Right now, Canada finds itself dealing with Islamophobia and the anti-Muslim Bill 21 law in Quebec. This isn't an issue that anybody really wanted to deal with right now, at this time of wars and pandemics. 
But it's here, it's happening - we don't have a choice about that. 
We only get to decide whether we agree with what Quebec is doing, or whether we support Trudeau's appointment of Special Representative Amira Elghawaby to combat Islamophobia. 
I, on the other hand, do not. :

Sunday, February 05, 2023

Today's Great Stuff: Thoughtful, interesting, funny

I noticed some of the kids from down the block coming home from school yesterday and one of them was wearing shorts ....

Here's some thoughtful, interesting, and funny stuff I have collected over the last week or so.

First, the thoughtful:

Friday, February 03, 2023

"Abandoned to violence" - Ottawa People's Commission first report

The Public Order Emergency Commission report is due this month, but already we have an initial report from the Ottawa People's Commission -- a community initiative set up last June when it looked like official Ottawa just wanted to deep-six the whole miserable FreeDumb Convoy occupation and blockade experience.
I have been following their hearings over the summer and fall, and now they have released their first report - Press Progess summarizes it in this article- "It Was Violent: People's Commission report shines a light on violence, harassment and hate crimes during the 'Freedom Convoy'
The Ottawa commission held 14 hearings and 8 community meetings, and wrote a 72-page report, released in a pdf format on Tuesday.
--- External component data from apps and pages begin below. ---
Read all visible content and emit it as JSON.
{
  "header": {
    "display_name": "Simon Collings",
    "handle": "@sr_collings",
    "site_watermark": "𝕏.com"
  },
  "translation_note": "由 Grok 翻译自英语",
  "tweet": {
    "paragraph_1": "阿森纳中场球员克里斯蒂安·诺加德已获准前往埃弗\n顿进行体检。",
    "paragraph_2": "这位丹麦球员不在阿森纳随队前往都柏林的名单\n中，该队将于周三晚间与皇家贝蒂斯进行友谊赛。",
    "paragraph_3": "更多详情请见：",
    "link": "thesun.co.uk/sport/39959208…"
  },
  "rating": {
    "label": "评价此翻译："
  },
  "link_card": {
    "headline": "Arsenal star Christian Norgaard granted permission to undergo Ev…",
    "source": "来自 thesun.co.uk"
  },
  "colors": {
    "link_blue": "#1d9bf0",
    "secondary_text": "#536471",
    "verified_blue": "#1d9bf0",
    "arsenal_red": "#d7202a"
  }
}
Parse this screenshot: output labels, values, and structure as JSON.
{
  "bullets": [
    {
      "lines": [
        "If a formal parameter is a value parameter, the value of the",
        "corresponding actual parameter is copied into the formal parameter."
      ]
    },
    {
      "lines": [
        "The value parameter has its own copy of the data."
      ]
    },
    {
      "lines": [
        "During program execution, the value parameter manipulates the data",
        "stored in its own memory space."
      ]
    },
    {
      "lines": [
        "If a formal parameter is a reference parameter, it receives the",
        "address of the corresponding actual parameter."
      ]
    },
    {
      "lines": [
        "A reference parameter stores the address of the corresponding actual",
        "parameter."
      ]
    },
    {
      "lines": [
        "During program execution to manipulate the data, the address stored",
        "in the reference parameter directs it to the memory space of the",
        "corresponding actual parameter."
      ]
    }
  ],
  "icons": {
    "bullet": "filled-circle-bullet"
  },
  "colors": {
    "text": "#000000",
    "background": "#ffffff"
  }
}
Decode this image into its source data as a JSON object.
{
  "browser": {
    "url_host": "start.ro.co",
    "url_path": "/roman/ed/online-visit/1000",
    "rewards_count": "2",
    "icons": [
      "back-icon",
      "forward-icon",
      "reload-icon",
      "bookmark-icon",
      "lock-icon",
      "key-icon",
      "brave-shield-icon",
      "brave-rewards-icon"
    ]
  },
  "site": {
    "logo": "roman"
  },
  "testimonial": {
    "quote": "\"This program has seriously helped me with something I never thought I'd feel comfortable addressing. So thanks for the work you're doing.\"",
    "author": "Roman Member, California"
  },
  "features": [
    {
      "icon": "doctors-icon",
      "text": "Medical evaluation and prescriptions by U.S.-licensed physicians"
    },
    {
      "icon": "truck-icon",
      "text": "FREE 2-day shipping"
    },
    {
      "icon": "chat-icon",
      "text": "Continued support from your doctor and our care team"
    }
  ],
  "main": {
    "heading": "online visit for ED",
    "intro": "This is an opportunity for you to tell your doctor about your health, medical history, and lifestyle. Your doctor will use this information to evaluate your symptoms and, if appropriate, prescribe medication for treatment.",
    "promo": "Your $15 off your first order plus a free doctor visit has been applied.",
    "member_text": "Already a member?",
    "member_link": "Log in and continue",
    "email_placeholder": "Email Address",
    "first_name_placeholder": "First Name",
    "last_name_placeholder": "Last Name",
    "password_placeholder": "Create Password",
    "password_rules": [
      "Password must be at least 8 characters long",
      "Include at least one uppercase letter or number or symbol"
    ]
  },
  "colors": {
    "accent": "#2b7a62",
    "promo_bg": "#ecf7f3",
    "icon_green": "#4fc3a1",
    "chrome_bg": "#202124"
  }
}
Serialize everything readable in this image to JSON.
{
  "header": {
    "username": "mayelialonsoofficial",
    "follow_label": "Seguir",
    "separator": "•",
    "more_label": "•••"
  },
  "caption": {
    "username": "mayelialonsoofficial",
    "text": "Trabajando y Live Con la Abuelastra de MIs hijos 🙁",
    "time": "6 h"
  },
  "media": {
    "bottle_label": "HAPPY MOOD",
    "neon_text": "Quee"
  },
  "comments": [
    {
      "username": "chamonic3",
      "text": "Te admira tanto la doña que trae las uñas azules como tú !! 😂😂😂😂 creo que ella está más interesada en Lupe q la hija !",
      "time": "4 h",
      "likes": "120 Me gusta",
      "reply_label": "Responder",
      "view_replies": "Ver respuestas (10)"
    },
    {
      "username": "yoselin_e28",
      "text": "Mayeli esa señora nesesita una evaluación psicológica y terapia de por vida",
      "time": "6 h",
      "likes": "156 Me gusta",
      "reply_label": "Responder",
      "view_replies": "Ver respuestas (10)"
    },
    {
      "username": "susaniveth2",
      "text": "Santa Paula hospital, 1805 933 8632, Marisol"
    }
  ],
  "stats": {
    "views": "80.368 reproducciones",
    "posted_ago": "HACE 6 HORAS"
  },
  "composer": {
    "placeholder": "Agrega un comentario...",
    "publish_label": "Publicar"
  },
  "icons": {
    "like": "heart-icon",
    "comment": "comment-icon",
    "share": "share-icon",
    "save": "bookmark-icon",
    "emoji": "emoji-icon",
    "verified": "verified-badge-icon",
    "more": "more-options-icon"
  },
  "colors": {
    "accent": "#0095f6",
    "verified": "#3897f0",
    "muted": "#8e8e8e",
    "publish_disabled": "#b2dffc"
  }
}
Part One is titled "What We Heard". The second part will be released in March.
The most significant finding is this - as the Ottawa Occupation continued for three weeks last winter, the people of Ottawa were abandoned to violence, harassment and danger by police and by governments.